A recent New York State court decision in a personal injury case serves as a reminder that a plaintiff's social networking activity -- even when designated as "private" -- can, in certain cases, be accessed during pre-trial discovery, providing a potential treasure trove of information for the defense. [Romano v. Steelcase, Inc., 2010 NY Slip Op. 20388 (N.Y. Sup. Ct., Suffolk Cty. Sept. 21, 2010).]
After falling off a chair in the workplace, the plaintiff in Romano brought a personal injury lawsuit against the chair's manufacturer.
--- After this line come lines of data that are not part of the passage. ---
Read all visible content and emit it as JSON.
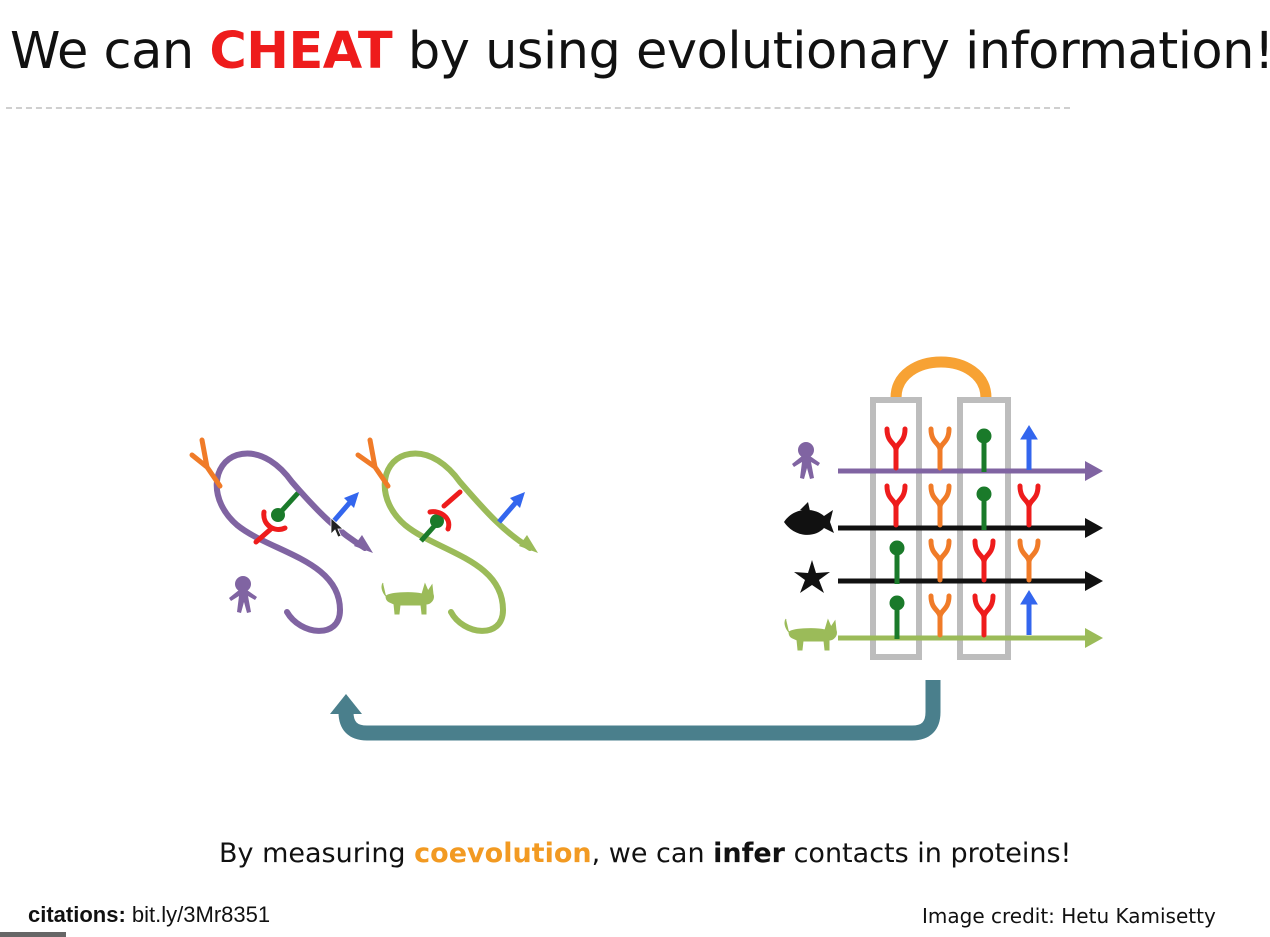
{
  "slide": {
    "title_pre": "We can ",
    "title_highlight": "CHEAT",
    "title_post": " by using evolutionary information!",
    "caption_pre": "By measuring ",
    "caption_coevolution": "coevolution",
    "caption_mid": ", we can ",
    "caption_infer": "infer",
    "caption_post": " contacts in proteins!",
    "citations_label": "citations:",
    "citations_link": " bit.ly/3Mr8351",
    "image_credit": "Image credit: Hetu Kamisetty"
  },
  "colors": {
    "title_highlight": "#ee1c1c",
    "coevolution": "#f29a22",
    "purple": "#8064a2",
    "green": "#9bbb59",
    "red": "#ee1c1c",
    "orange": "#f07b28",
    "dark_green": "#1a7a2a",
    "blue": "#3366ee",
    "gray_box": "#bdbdbd",
    "arc": "#f7a234",
    "teal_arrow": "#4a7f8c"
  },
  "icons": {
    "human": "human-icon",
    "fish": "fish-icon",
    "starfish": "starfish-icon",
    "cat": "cat-icon"
  }
}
Romano claimed that she sustained permanent injuries affecting her "enjoyment of life." According to the defendant, however, publically available information on plaintiff's Facebook and MySpace profiles revealed an "active lifestyle" that belied her claims.